> **WHAT TO WORK ON**: Find the lines in the records that carry the word "Deductor". Copy each one.

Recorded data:
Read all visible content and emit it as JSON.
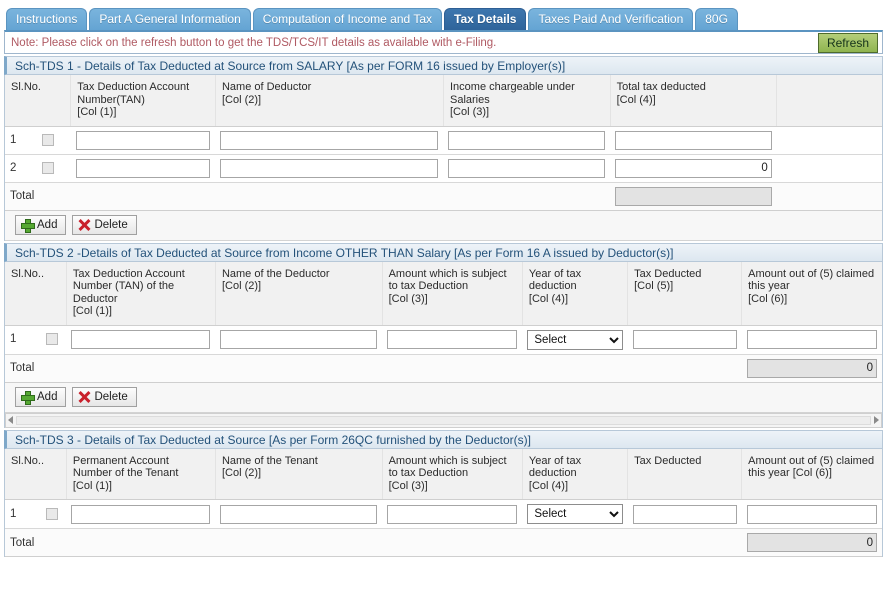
{
  "tabs": [
    {
      "label": "Instructions",
      "active": false
    },
    {
      "label": "Part A General Information",
      "active": false
    },
    {
      "label": "Computation of Income and Tax",
      "active": false
    },
    {
      "label": "Tax Details",
      "active": true
    },
    {
      "label": "Taxes Paid And Verification",
      "active": false
    },
    {
      "label": "80G",
      "active": false
    }
  ],
  "note": {
    "text": "Note: Please click on the refresh button to get the TDS/TCS/IT details as available with e-Filing.",
    "color": "#b05a63",
    "refresh_label": "Refresh"
  },
  "buttons": {
    "add_label": "Add",
    "delete_label": "Delete"
  },
  "common": {
    "total_label": "Total",
    "select_option": "Select"
  },
  "sections": [
    {
      "id": "sch-tds-1",
      "title": "Sch-TDS 1 - Details of Tax Deducted at Source from SALARY [As per FORM 16 issued by Employer(s)]",
      "headers": [
        "Sl.No.",
        "Tax Deduction Account Number(TAN)\n[Col (1)]",
        "Name of Deductor\n[Col (2)]",
        "Income chargeable under Salaries\n[Col (3)]",
        "Total tax deducted\n[Col (4)]"
      ],
      "rows": [
        {
          "slno": "1",
          "tan": "",
          "name": "",
          "income": "",
          "tax": ""
        },
        {
          "slno": "2",
          "tan": "",
          "name": "",
          "income": "",
          "tax": "0"
        }
      ],
      "total_value": "",
      "has_scrollbar": false
    },
    {
      "id": "sch-tds-2",
      "title": "Sch-TDS 2 -Details of Tax Deducted at Source from Income OTHER THAN Salary [As per Form 16 A issued by Deductor(s)]",
      "headers": [
        "Sl.No..",
        "Tax Deduction Account Number (TAN) of the Deductor\n[Col (1)]",
        "Name of the Deductor\n[Col (2)]",
        "Amount which is subject to tax Deduction\n[Col (3)]",
        "Year of tax deduction\n[Col (4)]",
        "Tax Deducted\n[Col (5)]",
        "Amount out of (5) claimed this year\n[Col (6)]"
      ],
      "rows": [
        {
          "slno": "1",
          "tan": "",
          "name": "",
          "amount": "",
          "year": "Select",
          "tax": "",
          "claimed": ""
        }
      ],
      "total_value": "0",
      "has_scrollbar": true
    },
    {
      "id": "sch-tds-3",
      "title": "Sch-TDS 3 - Details of Tax Deducted at Source [As per Form 26QC furnished by the Deductor(s)]",
      "headers": [
        "Sl.No..",
        "Permanent Account Number of the Tenant\n[Col (1)]",
        "Name of the Tenant\n[Col (2)]",
        "Amount which is subject to tax Deduction\n[Col (3)]",
        "Year of tax deduction\n[Col (4)]",
        "Tax Deducted",
        "Amount out of (5) claimed this year [Col (6)]"
      ],
      "rows": [
        {
          "slno": "1",
          "pan": "",
          "name": "",
          "amount": "",
          "year": "Select",
          "tax": "",
          "claimed": ""
        }
      ],
      "total_value": "0",
      "has_scrollbar": false
    }
  ]
}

> **ANSWER TO THIS PROBLEM**:
        "Name of Deductor\n[Col (2)]",
      "title": "Sch-TDS 2 -Details of Tax Deducted at Source from Income OTHER THAN Salary [As per Form 16 A issued by Deductor(s)]",
        "Tax Deduction Account Number (TAN) of the Deductor\n[Col (1)]",
        "Name of the Deductor\n[Col (2)]",
      "title": "Sch-TDS 3 - Details of Tax Deducted at Source [As per Form 26QC furnished by the Deductor(s)]",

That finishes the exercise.